Where is Kek Lok Si Temple
Kek Lok Si temple is a Buddhist temple on the island of Penang, off the west coast of peninsular Malaysia. This country is in the the continent of Asia, a part of Southeast Asia. Penang is in the northern hemisphere, just 5 degrees north of the equator, making the climate very hot and tropical.
Kek Lok Si is located in the north east of the island of Penang but it’s actually pretty central. This temple is almost due south of Batu Ferringhi and southwest of Georgetown.
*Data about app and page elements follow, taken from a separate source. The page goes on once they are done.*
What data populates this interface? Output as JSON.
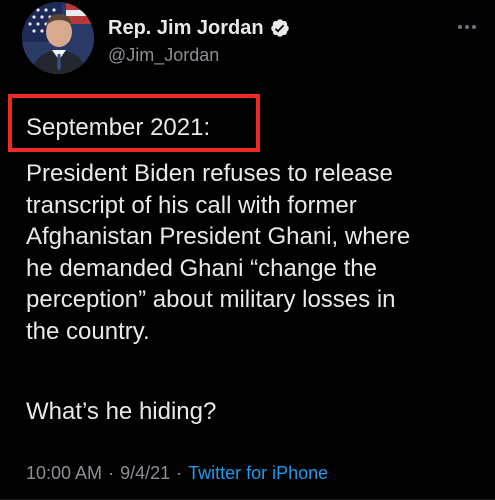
{
  "account": {
    "display_name": "Rep. Jim Jordan",
    "handle": "@Jim_Jordan",
    "verified": true,
    "avatar_icon": "profile-photo-flag-background",
    "verified_icon": "verified-badge-icon"
  },
  "tweet": {
    "date_heading": "September 2021:",
    "body": "President Biden refuses to release\ntranscript of his call with former\nAfghanistan President Ghani, where\nhe demanded Ghani “change the\nperception” about military losses in\nthe country.",
    "question": "What’s he hiding?"
  },
  "meta": {
    "time": "10:00 AM",
    "separator": "·",
    "date": "9/4/21",
    "source": "Twitter for iPhone"
  },
  "colors": {
    "background": "#000000",
    "text": "#e7e9ea",
    "secondary": "#8b9096",
    "link": "#1d9bf0",
    "highlight_border": "#ee2a24"
  },
  "icons": {
    "more": "more-horizontal-icon"
  }
}
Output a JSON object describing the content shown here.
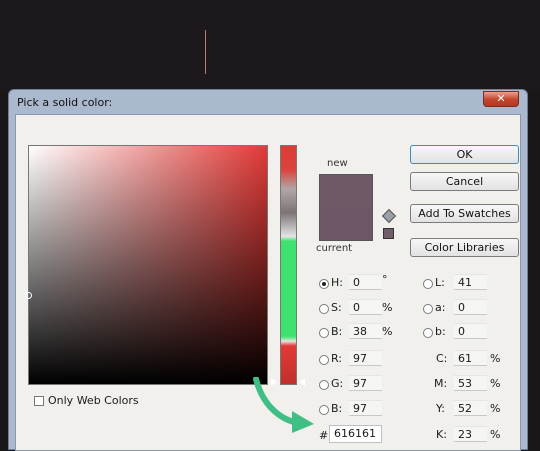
{
  "window": {
    "title": "Pick a solid color:",
    "close_glyph": "✕"
  },
  "preview": {
    "new_label": "new",
    "current_label": "current",
    "new_color": "#6e5a66",
    "current_color": "#6b5766"
  },
  "buttons": {
    "ok": "OK",
    "cancel": "Cancel",
    "add_to_swatches": "Add To Swatches",
    "color_libraries": "Color Libraries"
  },
  "hsb": {
    "h": {
      "label": "H:",
      "value": "0",
      "unit": "°"
    },
    "s": {
      "label": "S:",
      "value": "0",
      "unit": "%"
    },
    "b": {
      "label": "B:",
      "value": "38",
      "unit": "%"
    }
  },
  "rgb": {
    "r": {
      "label": "R:",
      "value": "97"
    },
    "g": {
      "label": "G:",
      "value": "97"
    },
    "b": {
      "label": "B:",
      "value": "97"
    }
  },
  "lab": {
    "l": {
      "label": "L:",
      "value": "41"
    },
    "a": {
      "label": "a:",
      "value": "0"
    },
    "b": {
      "label": "b:",
      "value": "0"
    }
  },
  "cmyk": {
    "c": {
      "label": "C:",
      "value": "61",
      "unit": "%"
    },
    "m": {
      "label": "M:",
      "value": "53",
      "unit": "%"
    },
    "y": {
      "label": "Y:",
      "value": "52",
      "unit": "%"
    },
    "k": {
      "label": "K:",
      "value": "23",
      "unit": "%"
    }
  },
  "hex": {
    "label": "#",
    "value": "616161"
  },
  "web_colors_label": "Only Web Colors",
  "icons": {
    "gamut": "cube-icon",
    "arrow": "green-arrow-icon"
  },
  "accent": {
    "arrow": "#3fbf86"
  }
}
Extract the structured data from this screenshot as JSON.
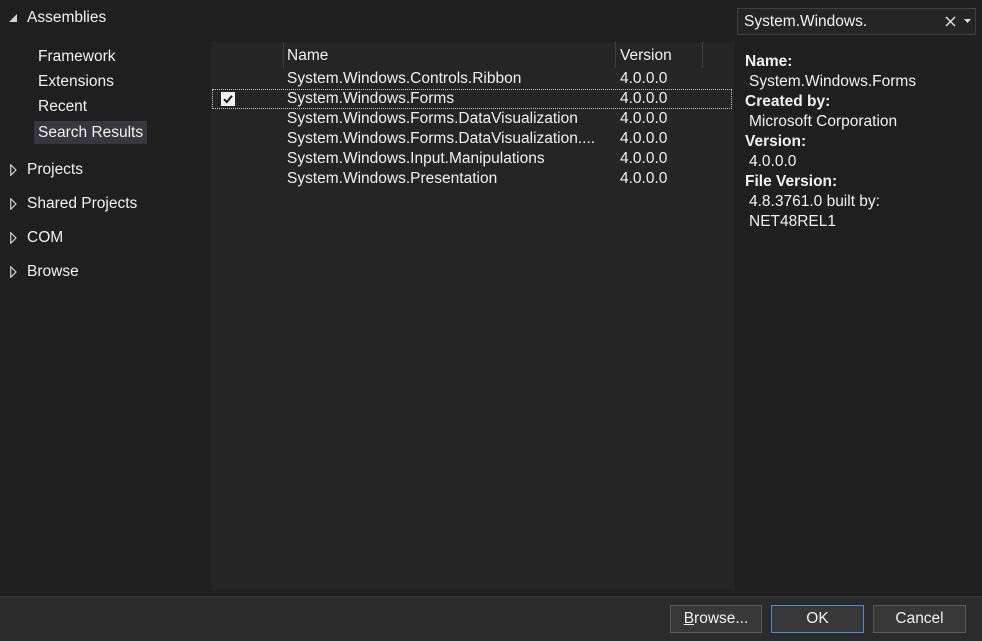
{
  "sidebar": {
    "assemblies": {
      "label": "Assemblies",
      "expanded": true,
      "items": [
        {
          "label": "Framework"
        },
        {
          "label": "Extensions"
        },
        {
          "label": "Recent"
        },
        {
          "label": "Search Results",
          "selected": true
        }
      ]
    },
    "groups": [
      {
        "label": "Projects"
      },
      {
        "label": "Shared Projects"
      },
      {
        "label": "COM"
      },
      {
        "label": "Browse"
      }
    ]
  },
  "search": {
    "value": "System.Windows."
  },
  "list": {
    "columns": {
      "name": "Name",
      "version": "Version"
    },
    "rows": [
      {
        "name": "System.Windows.Controls.Ribbon",
        "version": "4.0.0.0",
        "checked": false
      },
      {
        "name": "System.Windows.Forms",
        "version": "4.0.0.0",
        "checked": true,
        "selected": true
      },
      {
        "name": "System.Windows.Forms.DataVisualization",
        "version": "4.0.0.0",
        "checked": false
      },
      {
        "name": "System.Windows.Forms.DataVisualization....",
        "version": "4.0.0.0",
        "checked": false
      },
      {
        "name": "System.Windows.Input.Manipulations",
        "version": "4.0.0.0",
        "checked": false
      },
      {
        "name": "System.Windows.Presentation",
        "version": "4.0.0.0",
        "checked": false
      }
    ]
  },
  "details": {
    "name_label": "Name:",
    "name_value": "System.Windows.Forms",
    "created_by_label": "Created by:",
    "created_by_value": "Microsoft Corporation",
    "version_label": "Version:",
    "version_value": "4.0.0.0",
    "file_version_label": "File Version:",
    "file_version_line1": "4.8.3761.0 built by:",
    "file_version_line2": "NET48REL1"
  },
  "buttons": {
    "browse": "Browse...",
    "ok": "OK",
    "cancel": "Cancel"
  },
  "icons": {
    "expanded": "expanded-triangle-icon",
    "collapsed": "collapsed-triangle-icon",
    "search_clear": "clear-icon",
    "search_dropdown": "chevron-down-icon",
    "checkbox": "checkmark-icon"
  },
  "colors": {
    "background": "#1f1f1f",
    "panel": "#252526",
    "text": "#f1f1f1",
    "selection": "#37373d",
    "accent": "#3b8eea",
    "button": "#383838",
    "button_border": "#5a5a5a",
    "footer": "#2b2b2b"
  }
}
The distance from Georgetown to Kek Lok Si is about 9 km and to drive here by car should take about half an hour, the bus takes longer.
If you were to walk from Georgetown to Kek Lok Si the journey should take about 2 hours.
Bus To Kek Lok Si From Georgetown
The bus to Kek Lok Si from Georgetown should be a journey of between 44 minutes and an hour, depending on which bus you take, and traffic. Buses depart for Kek Lok Si from Pasaraya Gama and arrive at SMK Air Itam. The bus number 202 towards Jeti – Paya Terubong is a good option but there are several buses that head in the direction of Kek Lok Si.
How To Get to Kek Lok Si From Komtar Terminal Penang
If you are departing from Komtar Bus Terminal ( a very big bus depot in Penang) you should find plenty if information on the signposts there. The journey from terminal Komtar is only about 44 to 50 minutes. Bus number 201 towards Pasaraya Gama should get you to the Pekan Air Itam bus stop for Kek Lok Si. This bus ticket should only cost RM 2 – RM 8 (RM2 is equivalent to 0.67 Au dollar, 0.47 US dollar depending on exchange rates)
Beware pick pockets at Komtar and on the buses in Penang. We were robbed by a thief on a crowded bus. It pays to have an anti-theft bag in Malaysia.
Admission Cost For Kek Lok Si Temple
Admission ticket cost to Kek Lok Si Temple is zero, it’s free to enter for adults and kids. Admission is free, but there is charge of RM2 per person for entry into the central pagoda and to use the Sky Lift.
My other top tip for the kids is Fort Cornwallis in Georgetown, plenty of room to run around and canons, kids love cannons.